DATA FOR PROCESSING: Begin

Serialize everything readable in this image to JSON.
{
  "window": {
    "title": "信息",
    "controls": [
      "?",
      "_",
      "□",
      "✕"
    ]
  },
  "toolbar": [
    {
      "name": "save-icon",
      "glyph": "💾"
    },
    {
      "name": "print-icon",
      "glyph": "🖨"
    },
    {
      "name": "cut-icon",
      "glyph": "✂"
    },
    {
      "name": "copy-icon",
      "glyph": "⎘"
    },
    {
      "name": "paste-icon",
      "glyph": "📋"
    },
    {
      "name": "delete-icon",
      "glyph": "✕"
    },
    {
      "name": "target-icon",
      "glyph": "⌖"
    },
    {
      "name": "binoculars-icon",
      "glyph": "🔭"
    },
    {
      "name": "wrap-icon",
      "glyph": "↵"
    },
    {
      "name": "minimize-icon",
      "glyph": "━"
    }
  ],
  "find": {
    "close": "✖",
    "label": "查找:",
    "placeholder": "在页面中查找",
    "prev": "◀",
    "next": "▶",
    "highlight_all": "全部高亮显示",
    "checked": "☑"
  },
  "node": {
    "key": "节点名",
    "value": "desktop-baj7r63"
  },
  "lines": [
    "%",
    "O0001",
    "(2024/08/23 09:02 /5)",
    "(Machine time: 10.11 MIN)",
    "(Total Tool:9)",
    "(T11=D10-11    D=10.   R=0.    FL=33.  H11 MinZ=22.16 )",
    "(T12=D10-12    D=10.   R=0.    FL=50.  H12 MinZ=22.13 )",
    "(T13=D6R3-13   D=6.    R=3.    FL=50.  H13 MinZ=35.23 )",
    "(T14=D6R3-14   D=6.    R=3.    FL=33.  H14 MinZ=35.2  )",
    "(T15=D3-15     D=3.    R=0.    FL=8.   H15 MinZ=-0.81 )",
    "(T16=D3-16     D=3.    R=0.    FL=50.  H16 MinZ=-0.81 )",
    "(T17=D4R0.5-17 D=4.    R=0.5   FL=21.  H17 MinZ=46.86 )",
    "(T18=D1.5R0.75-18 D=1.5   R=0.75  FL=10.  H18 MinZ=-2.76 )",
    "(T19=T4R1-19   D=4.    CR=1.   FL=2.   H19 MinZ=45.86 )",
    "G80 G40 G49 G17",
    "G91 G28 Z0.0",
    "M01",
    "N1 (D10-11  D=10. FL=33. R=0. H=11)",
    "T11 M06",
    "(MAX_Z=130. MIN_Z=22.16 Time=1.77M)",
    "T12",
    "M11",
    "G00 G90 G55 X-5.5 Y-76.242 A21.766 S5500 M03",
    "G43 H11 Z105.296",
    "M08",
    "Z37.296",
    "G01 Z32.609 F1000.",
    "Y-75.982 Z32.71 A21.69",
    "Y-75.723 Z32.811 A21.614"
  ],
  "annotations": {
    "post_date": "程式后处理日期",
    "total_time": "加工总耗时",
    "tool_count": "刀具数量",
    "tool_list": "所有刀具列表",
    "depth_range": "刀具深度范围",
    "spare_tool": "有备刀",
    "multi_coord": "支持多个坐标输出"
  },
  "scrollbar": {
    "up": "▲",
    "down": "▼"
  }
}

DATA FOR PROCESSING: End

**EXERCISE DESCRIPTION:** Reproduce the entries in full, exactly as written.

**FINISHED TASK:**
Serialize everything readable in this image to JSON.
{
  "window": {
    "title": "信息",
    "controls": [
      "?",
      "_",
      "□",
      "✕"
    ]
  },
  "toolbar": [
    {
      "name": "save-icon",
      "glyph": "💾"
    },
    {
      "name": "print-icon",
      "glyph": "🖨"
    },
    {
      "name": "cut-icon",
      "glyph": "✂"
    },
    {
      "name": "copy-icon",
      "glyph": "⎘"
    },
    {
      "name": "paste-icon",
      "glyph": "📋"
    },
    {
      "name": "delete-icon",
      "glyph": "✕"
    },
    {
      "name": "target-icon",
      "glyph": "⌖"
    },
    {
      "name": "binoculars-icon",
      "glyph": "🔭"
    },
    {
      "name": "wrap-icon",
      "glyph": "↵"
    },
    {
      "name": "minimize-icon",
      "glyph": "━"
    }
  ],
  "find": {
    "close": "✖",
    "label": "查找:",
    "placeholder": "在页面中查找",
    "prev": "◀",
    "next": "▶",
    "highlight_all": "全部高亮显示",
    "checked": "☑"
  },
  "node": {
    "key": "节点名",
    "value": "desktop-baj7r63"
  },
  "lines": [
    "%",
    "O0001",
    "(2024/08/23 09:02 /5)",
    "(Machine time: 10.11 MIN)",
    "(Total Tool:9)",
    "(T11=D10-11    D=10.   R=0.    FL=33.  H11 MinZ=22.16 )",
    "(T12=D10-12    D=10.   R=0.    FL=50.  H12 MinZ=22.13 )",
    "(T13=D6R3-13   D=6.    R=3.    FL=50.  H13 MinZ=35.23 )",
    "(T14=D6R3-14   D=6.    R=3.    FL=33.  H14 MinZ=35.2  )",
    "(T15=D3-15     D=3.    R=0.    FL=8.   H15 MinZ=-0.81 )",
    "(T16=D3-16     D=3.    R=0.    FL=50.  H16 MinZ=-0.81 )",
    "(T17=D4R0.5-17 D=4.    R=0.5   FL=21.  H17 MinZ=46.86 )",
    "(T18=D1.5R0.75-18 D=1.5   R=0.75  FL=10.  H18 MinZ=-2.76 )",
    "(T19=T4R1-19   D=4.    CR=1.   FL=2.   H19 MinZ=45.86 )",
    "G80 G40 G49 G17",
    "G91 G28 Z0.0",
    "M01",
    "N1 (D10-11  D=10. FL=33. R=0. H=11)",
    "T11 M06",
    "(MAX_Z=130. MIN_Z=22.16 Time=1.77M)",
    "T12",
    "M11",
    "G00 G90 G55 X-5.5 Y-76.242 A21.766 S5500 M03",
    "G43 H11 Z105.296",
    "M08",
    "Z37.296",
    "G01 Z32.609 F1000.",
    "Y-75.982 Z32.71 A21.69",
    "Y-75.723 Z32.811 A21.614"
  ],
  "annotations": {
    "post_date": "程式后处理日期",
    "total_time": "加工总耗时",
    "tool_count": "刀具数量",
    "tool_list": "所有刀具列表",
    "depth_range": "刀具深度范围",
    "spare_tool": "有备刀",
    "multi_coord": "支持多个坐标输出"
  },
  "scrollbar": {
    "up": "▲",
    "down": "▼"
  }
}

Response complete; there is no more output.